Each entry that follows must be output without any deviation.

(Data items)
....................

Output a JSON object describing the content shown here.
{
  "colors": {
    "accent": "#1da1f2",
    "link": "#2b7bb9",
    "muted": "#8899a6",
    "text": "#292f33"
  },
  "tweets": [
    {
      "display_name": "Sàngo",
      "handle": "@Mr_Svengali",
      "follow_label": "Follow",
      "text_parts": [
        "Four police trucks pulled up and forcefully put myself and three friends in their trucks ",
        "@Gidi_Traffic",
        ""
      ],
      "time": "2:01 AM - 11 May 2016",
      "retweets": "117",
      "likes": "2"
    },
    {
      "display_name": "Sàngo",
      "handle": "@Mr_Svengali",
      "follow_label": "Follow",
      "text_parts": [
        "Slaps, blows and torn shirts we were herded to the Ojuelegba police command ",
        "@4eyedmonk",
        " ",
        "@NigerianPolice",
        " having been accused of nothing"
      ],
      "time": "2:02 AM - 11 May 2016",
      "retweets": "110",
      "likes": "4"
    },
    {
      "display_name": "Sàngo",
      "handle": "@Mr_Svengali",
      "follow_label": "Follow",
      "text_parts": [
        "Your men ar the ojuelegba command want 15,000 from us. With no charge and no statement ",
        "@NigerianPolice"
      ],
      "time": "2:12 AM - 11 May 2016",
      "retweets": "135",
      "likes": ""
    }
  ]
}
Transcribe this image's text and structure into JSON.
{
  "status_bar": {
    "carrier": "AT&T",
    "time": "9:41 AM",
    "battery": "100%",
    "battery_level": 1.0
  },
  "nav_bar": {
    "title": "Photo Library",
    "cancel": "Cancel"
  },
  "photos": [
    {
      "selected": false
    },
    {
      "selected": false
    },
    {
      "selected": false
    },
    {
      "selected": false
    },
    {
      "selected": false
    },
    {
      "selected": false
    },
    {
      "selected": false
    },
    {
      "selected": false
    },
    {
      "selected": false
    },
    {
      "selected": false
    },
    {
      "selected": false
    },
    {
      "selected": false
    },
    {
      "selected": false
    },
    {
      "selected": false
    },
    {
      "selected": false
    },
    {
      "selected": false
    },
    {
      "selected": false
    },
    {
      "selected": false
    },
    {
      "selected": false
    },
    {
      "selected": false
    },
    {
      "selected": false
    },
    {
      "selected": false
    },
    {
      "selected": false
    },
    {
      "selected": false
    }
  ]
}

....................

Output for this task:
Output a JSON object describing the content shown here.
{
  "colors": {
    "accent": "#1da1f2",
    "link": "#2b7bb9",
    "muted": "#8899a6",
    "text": "#292f33"
  },
  "tweets": [
    {
      "display_name": "Sàngo",
      "handle": "@Mr_Svengali",
      "follow_label": "Follow",
      "text_parts": [
        "Four police trucks pulled up and forcefully put myself and three friends in their trucks ",
        "@Gidi_Traffic",
        ""
      ],
      "time": "2:01 AM - 11 May 2016",
      "retweets": "117",
      "likes": "2"
    },
    {
      "display_name": "Sàngo",
      "handle": "@Mr_Svengali",
      "follow_label": "Follow",
      "text_parts": [
        "Slaps, blows and torn shirts we were herded to the Ojuelegba police command ",
        "@4eyedmonk",
        " ",
        "@NigerianPolice",
        " having been accused of nothing"
      ],
      "time": "2:02 AM - 11 May 2016",
      "retweets": "110",
      "likes": "4"
    },
    {
      "display_name": "Sàngo",
      "handle": "@Mr_Svengali",
      "follow_label": "Follow",
      "text_parts": [
        "Your men ar the ojuelegba command want 15,000 from us. With no charge and no statement ",
        "@NigerianPolice"
      ],
      "time": "2:12 AM - 11 May 2016",
      "retweets": "135",
      "likes": ""
    }
  ]
}
Transcribe this image's text and structure into JSON.
{
  "status_bar": {
    "carrier": "AT&T",
    "time": "9:41 AM",
    "battery": "100%",
    "battery_level": 1.0
  },
  "nav_bar": {
    "title": "Photo Library",
    "cancel": "Cancel"
  },
  "photos": [
    {
      "selected": false
    },
    {
      "selected": false
    },
    {
      "selected": false
    },
    {
      "selected": false
    },
    {
      "selected": false
    },
    {
      "selected": false
    },
    {
      "selected": false
    },
    {
      "selected": false
    },
    {
      "selected": false
    },
    {
      "selected": false
    },
    {
      "selected": false
    },
    {
      "selected": false
    },
    {
      "selected": false
    },
    {
      "selected": false
    },
    {
      "selected": false
    },
    {
      "selected": false
    },
    {
      "selected": false
    },
    {
      "selected": false
    },
    {
      "selected": false
    },
    {
      "selected": false
    },
    {
      "selected": false
    },
    {
      "selected": false
    },
    {
      "selected": false
    },
    {
      "selected": false
    }
  ]
}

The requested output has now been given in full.